many years when the people of this country as a whole credited them with quite different motives, our enemies in their careful calculations have always built on a process of attrition, have always counted on a process of attrition—the waste of ships by mine and torpedo and other methods of the warfare of the weaker Power, by which the numbers and strength of our Fleet would be reduced to such a point that they would be able to steel their hearts and come out and fight. [Laughter.] Well, we have been at war for five or six weeks, and so far, though I would certainly not underrate the risks and hazards attendant on warlike operations and the vanity of all over-confidence, so far the attrition has been on their side and not on ours, and the losses which they have suffered have greatly exceeded any which we have at present sustained.
I have made careful inquiries as to the condition of our sailors afloat under the strain put on them by this continued watching and constant attention to their duty under warlike conditions, and I am glad to say that it is reported to me that the health of the Fleet has been much better since the declaration of war than it was in times of peace, that the percentage of sickness and the character of the sickness have been more favourable, that there is no reason why we should not keep up the same process of naval freedom and of the same exercise of sea power as that on which we have lived and are living for what is almost an indefinite period. [Cheers.] By one of those dispensations of Providence which appeal so strongly to the German Emperor, the nose of the bulldog has been slanted backwards, so that he can breathe with comfort without letting go. If we have been successful in maintaining naval control thus far in the struggle, there are also sound reasons for believing as it progresses the chances in our favour will not diminish but increase. In the next twelve months the number of great ships which will be completed for this country is more than double the number that will be completed for Germany and the number of cruisers three or four times as great. [Cheers.] Therefore I think I am on solid ground when I come here to-night and say that you may count upon the naval supremacy of this country being effectively maintained as against the German power or as long as you wish. [Cheers.]
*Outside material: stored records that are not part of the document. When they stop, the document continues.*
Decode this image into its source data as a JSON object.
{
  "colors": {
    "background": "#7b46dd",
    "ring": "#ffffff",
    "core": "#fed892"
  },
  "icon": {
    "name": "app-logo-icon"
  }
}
And now we must look at the Army. [Cheers.] The Navy has been, under every Government and throughout all periods of modern history, the darling of the British nation.